Written by Bridget Battistoni
on February 03, 2014
Exploitation has many faces. Human exploitation, at its most simple definition, is an abuse of power for personal gain and/or profitable advantage at the expense of another.
Sex traffickers – those who recruit, transport, or harbor people by [physical or psychological] threat, force, fraud, or coercion, in hopes to profit from their victims’ sex acts – also have many faces, making them difficult to spot and thwart. When it comes to commercial sexual exploitation domestically, here are the three most common:
The Boyfriend Pimp. The Boyfriend Pimp, also known as a Romeo or Finesse Pimp, is a trafficker who masquerades himself as romantically interested in a vulnerable girl or young woman. He will typically commit to a period known as “grooming,” where he buys her gifts, gains her confidence, and isolates her, then exploits her financial, social or emotional dependance upon him. He often begins to “sell the dream” to her with elaborate promises of a better life and fast money and continued future luxuries. Common places he might find girls to prey on are Greyhound bus stations, malls, court houses and outside jails.
One such pimp was quoted as saying,
“I was once asked, “Which one is more powerful, love or hate?” I answered the question this way: I would run into a burning building, risking my life to save someone I loved.
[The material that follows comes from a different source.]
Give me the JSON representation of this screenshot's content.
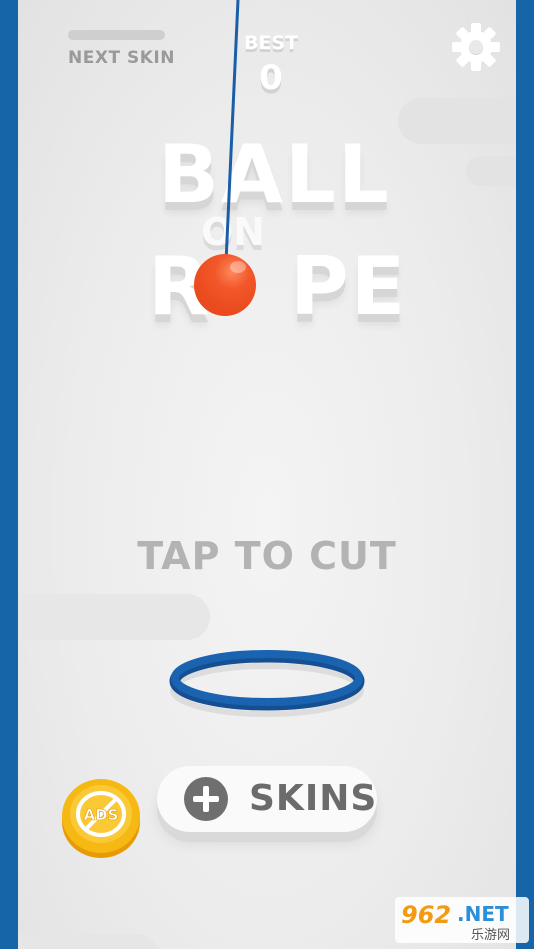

But I would not run into a burning building and risk my life to kill someone I hated. My leadership abilities, style, and technique stem from a point of love. I referred to my ladies in private, as well as in public, as my “wives.” A man or woman will do ten times [more] to please and protect someone they love as opposed to someone they feared. So fear was a weapon used only against outside agitators. My homes ran as finely tuned sorority houses.”
The Gorilla Pimp. Gorilla Pimp is the universally accepted term for a pimp who uses constant violence and threat to break down the will of a victim and rope her into total submission. This type of pimp often rapes, beats, and emotionally batters his victims, in effort to destroy her hope.
A Gorilla Pimp’s victim shared one such story in court earlier this year recounting being stripped, choked and waterboarded in a shower stall by her pimp. She said the only thing that saved her life was “a promise to have his name tattooed on her neck that night.”
The Bottom-Girl. Not all pimps and traffickers are men. Many of us have heard the term “madam,” meaning a woman who owns and operates a brothel, but perhaps many of us would be shocked to know that peer girls also recruit other girls and young women into the life of prostitution. In the hierarchy of a pimp’s structure, a “bottom girl” is one who has “proven” to be the most loyal to the pimp or trafficker. She earns this position most often by being badly beaten as an example to other girls within the pimp’s structure so that they remain loyal. She watches the other girls when the pimp is not present to ensure his rules and guidelines are being followed and their loyalty does not waiver. She is indoctrinated to believe law enforcement and many social services are not trustworthy. If her pimp is charged, she will not cooperate in the investigation, thinking her loyalty to him will earn her more respect.
This role often leads to intense trauma-bonding and contributes to her dual role as victim and exploiter. In some cases, these Bottom Girls appear as a new “friend,” luring an unsuspecting but vulnerable girl into the grips of a pimp. Recruitment can happen online, in high school or even while on the bus. One such girl, when asked why she participated in the recruitment of other girls, said she was attracted to it because, “I created my own family, not the bastards I came from,” while another girl responded, “I come from this. It’s a family business. My mom, uncles, sisters and cousins all do this. It’s normal where I come from.”
While there are lots of general characteristics that make some people more vulnerable to sexual exploitation and trafficking, this is certain – recruitment is well-organized, and those we fight against are extremely motivated. One pimp said, “It’s impossible to protect all girls from guys like I was because that’s what we do. We eat, drink and sleep thinking of ways to trick young girls into doing what we want them to do.”
Parents, talk to your teens. Teachers and educators, learn to recognize the signs, and intervene wherever possible. Community members, rally around organizations providing much needed resources to youth. Businesses, provide meaningful opportunities for vulnerable people. Legislators, continue to steepen the penalties for those guilty of exploitation. Exploitation has many faces, but so does hope.